Clark added that as the district has partnerships with many local arts groups, including Yale School of Music, Yale Drama School, the Neighborhood Music School, and Artspace. The partnerships pop up on a school-by-school basis.
“New Haven is a very rich arts community, and I’ve found that the leaders in that community are very excited to cooperate and lend their expertise and support in the schools and collaborate with the schools to figure out what best can be done,” Clark said.
Expanding arts programs like the one at Clemente “is absolutely something to look at,” Clark said. “With budget shortfalls and flat-funding over the years, these partnerships are [essential ] to keep these projects going.”
Past Independent stories on Clemente:
• Nayelie Cools Off With Ms. Magaldi
• Teacher’s Return Causes Ruckus
• Clemente Cleans House
• School Board OKs Clemente Takeover
• Fine Print Released On Clemente Deal
• Illegal Meeting Aborted; Co. Starts Work, Anyway
• City Secretly Plans School’s For-Profit Takeover
• For-Profit Charter May Take Over Clemente
• Two Schools Become “Turnarounds”
Post a Comment
I am so pleased to read this article.
Arts are so much watering to the flowering of the mind.
There is no quantifying what pathways develop in our kid’s minds when exposed to the arts.
Every time I get very discouraged about NHPS, I hear or read about something like this and I start to think again—well, just maybe?
posted by: LeeCruz on April 13, 2012 9:50am
Schools are not the only place where children can learn about art. For several years residents of Chatham Square have organized “Art in the Park”. Art in the Park is an opportunity for local artist to share their love of art with children of all ages in our community. Learn more about the next Art in the Park here: http://chathamsquare.ning.com/events/art-in-the-park-june-9-2012

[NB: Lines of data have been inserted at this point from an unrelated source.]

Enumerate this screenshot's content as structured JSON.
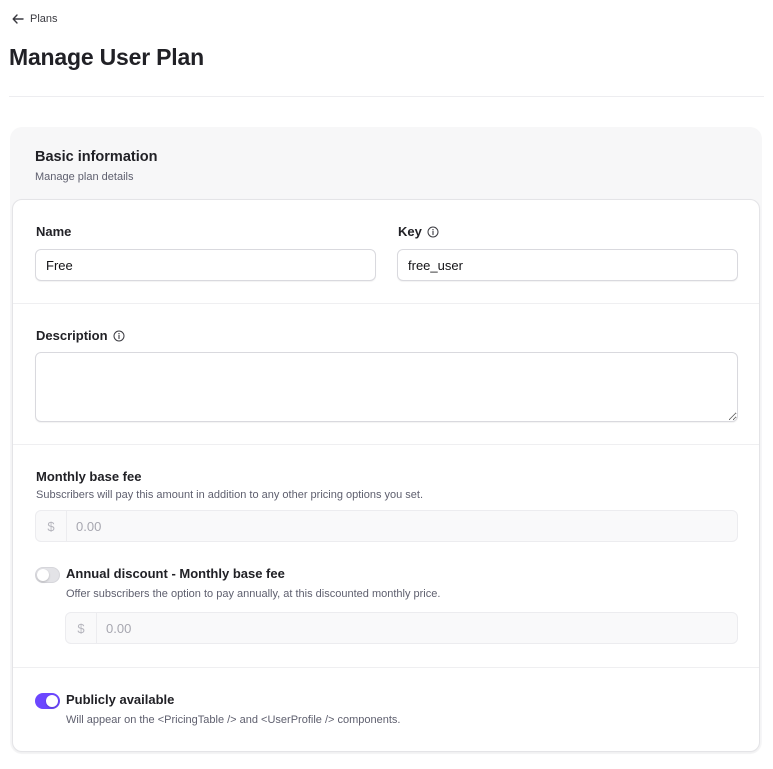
{
  "breadcrumb": {
    "back_label": "Plans"
  },
  "page": {
    "title": "Manage User Plan"
  },
  "card": {
    "title": "Basic information",
    "subtitle": "Manage plan details"
  },
  "fields": {
    "name": {
      "label": "Name",
      "value": "Free"
    },
    "key": {
      "label": "Key",
      "value": "free_user"
    },
    "description": {
      "label": "Description",
      "value": ""
    }
  },
  "monthly_fee": {
    "label": "Monthly base fee",
    "help": "Subscribers will pay this amount in addition to any other pricing options you set.",
    "currency": "$",
    "placeholder": "0.00"
  },
  "annual_discount": {
    "label": "Annual discount - Monthly base fee",
    "help": "Offer subscribers the option to pay annually, at this discounted monthly price.",
    "currency": "$",
    "placeholder": "0.00",
    "enabled": false
  },
  "public": {
    "label": "Publicly available",
    "help": "Will appear on the <PricingTable /> and <UserProfile /> components.",
    "enabled": true
  },
  "colors": {
    "accent": "#6c47ff",
    "toggle_off": "#e3e3e7"
  }
}
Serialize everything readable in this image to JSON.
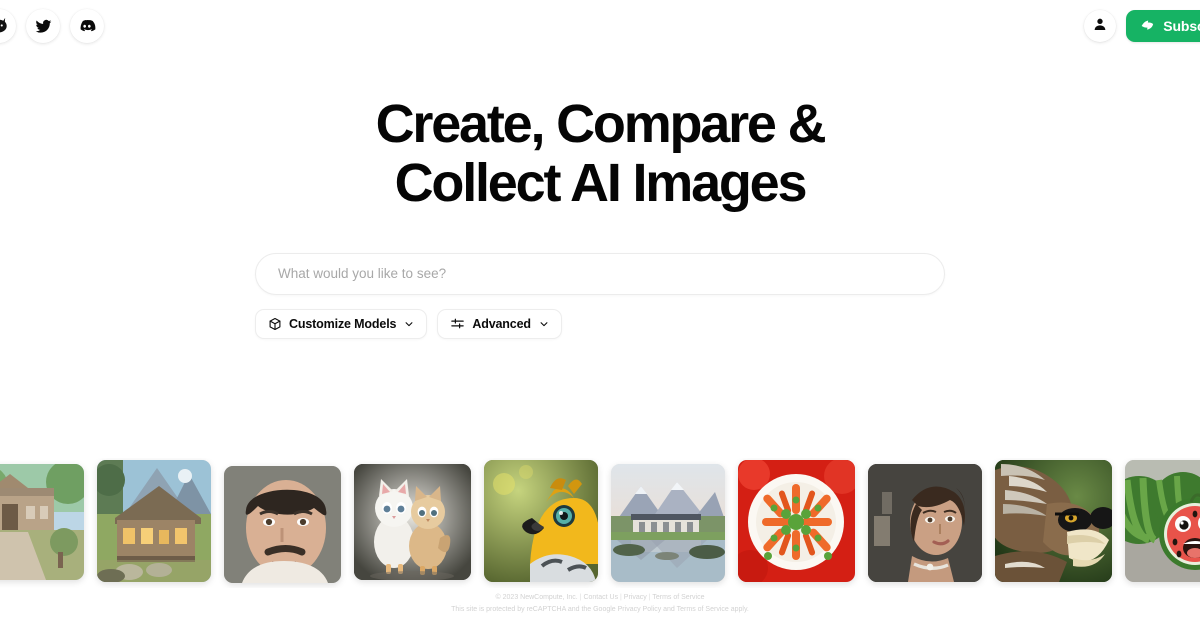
{
  "topbar": {
    "social": [
      {
        "name": "cat-logo",
        "icon": "cat-icon",
        "label": "NewCompute"
      },
      {
        "name": "twitter",
        "icon": "twitter-icon",
        "label": "Twitter"
      },
      {
        "name": "discord",
        "icon": "discord-icon",
        "label": "Discord"
      }
    ],
    "account_icon": "person-icon",
    "subscribe_label": "Subscribe",
    "subscribe_icon": "boost-icon",
    "subscribe_color": "#16b364"
  },
  "hero": {
    "headline_line1": "Create, Compare &",
    "headline_line2": "Collect AI Images",
    "search": {
      "value": "",
      "placeholder": "What would you like to see?"
    },
    "options": [
      {
        "label": "Customize Models",
        "icon": "cube-icon",
        "chevron": "⌄"
      },
      {
        "label": "Advanced",
        "icon": "sliders-icon",
        "chevron": "⌄"
      }
    ]
  },
  "gallery": {
    "items": [
      {
        "alt": "ornate stone mansion with garden path",
        "theme": "mansion"
      },
      {
        "alt": "wooden alpine cabin in mountains",
        "theme": "cabin"
      },
      {
        "alt": "portrait of a man with mustache",
        "theme": "man-portrait"
      },
      {
        "alt": "two kittens and a chick",
        "theme": "kittens"
      },
      {
        "alt": "yellow bird of prey close-up",
        "theme": "yellow-bird"
      },
      {
        "alt": "modern lakeside house with mountains",
        "theme": "lake-house"
      },
      {
        "alt": "plate of carrots with herbs on red",
        "theme": "carrots"
      },
      {
        "alt": "portrait of a woman with wet hair",
        "theme": "woman-portrait"
      },
      {
        "alt": "eagle wearing sunglasses",
        "theme": "eagle-glasses"
      },
      {
        "alt": "cartoon watermelon with a face",
        "theme": "watermelon"
      }
    ]
  },
  "footer": {
    "copyright": "© 2023 NewCompute, Inc.",
    "links": [
      "Contact Us",
      "Privacy",
      "Terms of Service"
    ],
    "separator": " | ",
    "recaptcha": "This site is protected by reCAPTCHA and the Google Privacy Policy and Terms of Service apply."
  }
}
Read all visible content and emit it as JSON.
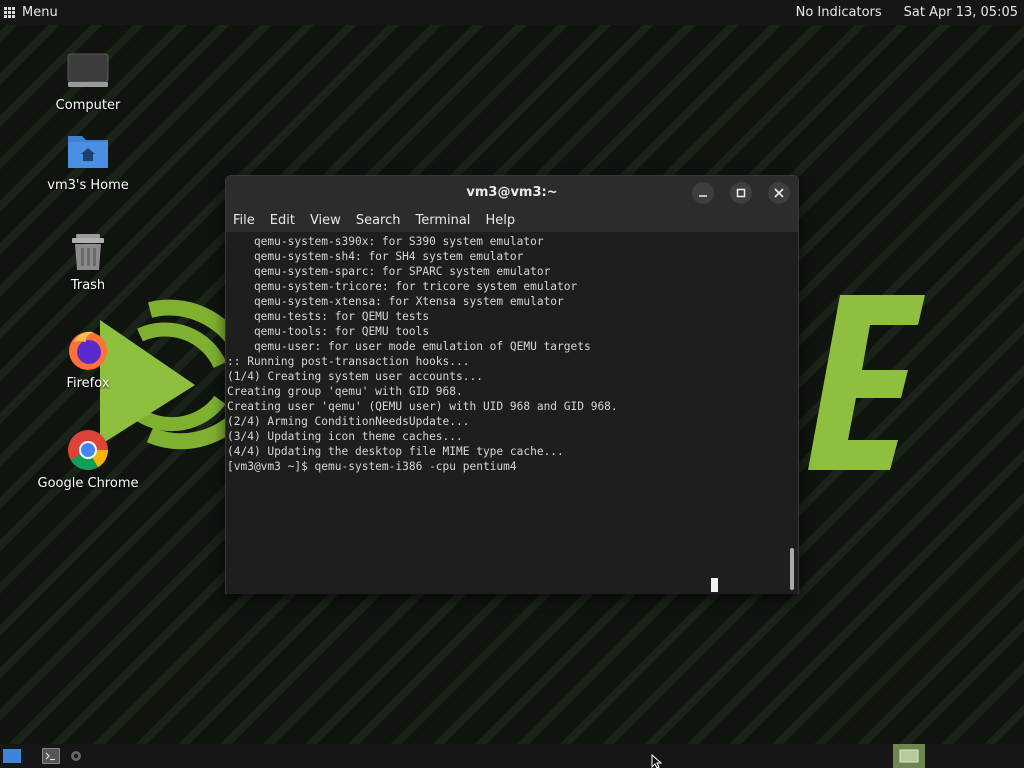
{
  "top_panel": {
    "menu_label": "Menu",
    "indicators": "No Indicators",
    "clock": "Sat Apr 13, 05:05"
  },
  "desktop_icons": [
    {
      "label": "Computer",
      "icon": "computer-icon"
    },
    {
      "label": "vm3's Home",
      "icon": "home-folder-icon"
    },
    {
      "label": "Trash",
      "icon": "trash-icon"
    },
    {
      "label": "Firefox",
      "icon": "firefox-icon"
    },
    {
      "label": "Google Chrome",
      "icon": "chrome-icon"
    }
  ],
  "terminal": {
    "title": "vm3@vm3:~",
    "menu": [
      "File",
      "Edit",
      "View",
      "Search",
      "Terminal",
      "Help"
    ],
    "lines": [
      "    qemu-system-s390x: for S390 system emulator",
      "    qemu-system-sh4: for SH4 system emulator",
      "    qemu-system-sparc: for SPARC system emulator",
      "    qemu-system-tricore: for tricore system emulator",
      "    qemu-system-xtensa: for Xtensa system emulator",
      "    qemu-tests: for QEMU tests",
      "    qemu-tools: for QEMU tools",
      "    qemu-user: for user mode emulation of QEMU targets",
      ":: Running post-transaction hooks...",
      "(1/4) Creating system user accounts...",
      "Creating group 'qemu' with GID 968.",
      "Creating user 'qemu' (QEMU user) with UID 968 and GID 968.",
      "(2/4) Arming ConditionNeedsUpdate...",
      "(3/4) Updating icon theme caches...",
      "(4/4) Updating the desktop file MIME type cache...",
      "[vm3@vm3 ~]$ qemu-system-i386 -cpu pentium4"
    ]
  },
  "taskbar": {
    "items": [
      "show-desktop-icon",
      "terminal-icon",
      "settings-icon",
      "workspace-switcher-icon"
    ]
  },
  "colors": {
    "accent_green": "#8fbf3f",
    "panel_bg": "#161616",
    "terminal_bg": "#1e1e1e"
  }
}
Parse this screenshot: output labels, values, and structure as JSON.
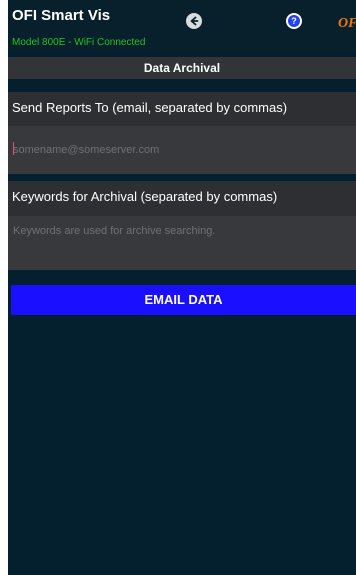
{
  "header": {
    "title": "OFI Smart Vis",
    "status": "Model 800E - WiFi Connected",
    "logo_text": "OFI",
    "back_icon": "arrow-left-circle-icon",
    "help_icon": "question-circle-icon",
    "help_glyph": "?"
  },
  "section": {
    "title": "Data Archival"
  },
  "form": {
    "recipients_label": "Send Reports To (email, separated by commas)",
    "recipients_placeholder": "somename@someserver.com",
    "recipients_value": "",
    "keywords_label": "Keywords for Archival (separated by commas)",
    "keywords_placeholder": "Keywords are used for archive searching.",
    "keywords_value": ""
  },
  "actions": {
    "email_label": "EMAIL DATA"
  },
  "colors": {
    "background": "#04202e",
    "status_text": "#22c322",
    "logo": "#f07a12",
    "primary_button": "#1a0fff"
  }
}
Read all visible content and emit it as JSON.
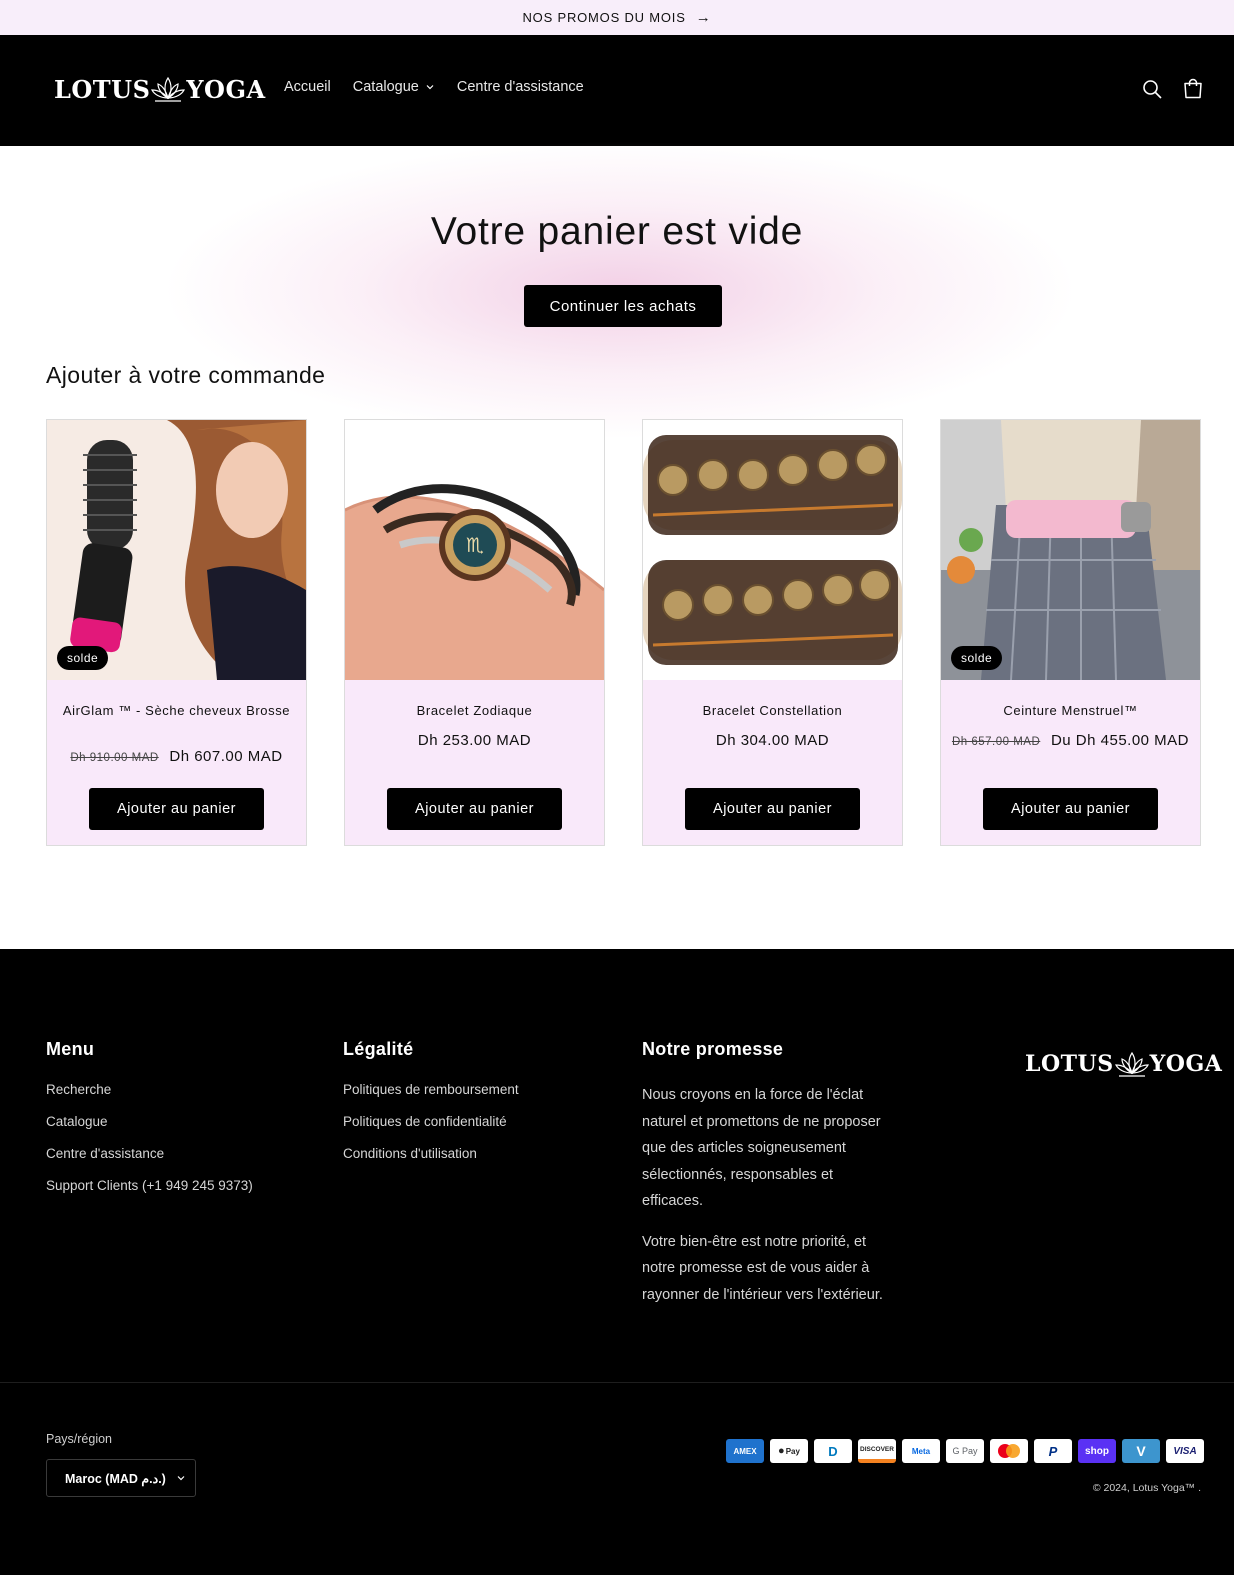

See a video 2min. musical video of the first Art in the Park in 2009:
Stand up for the Arts!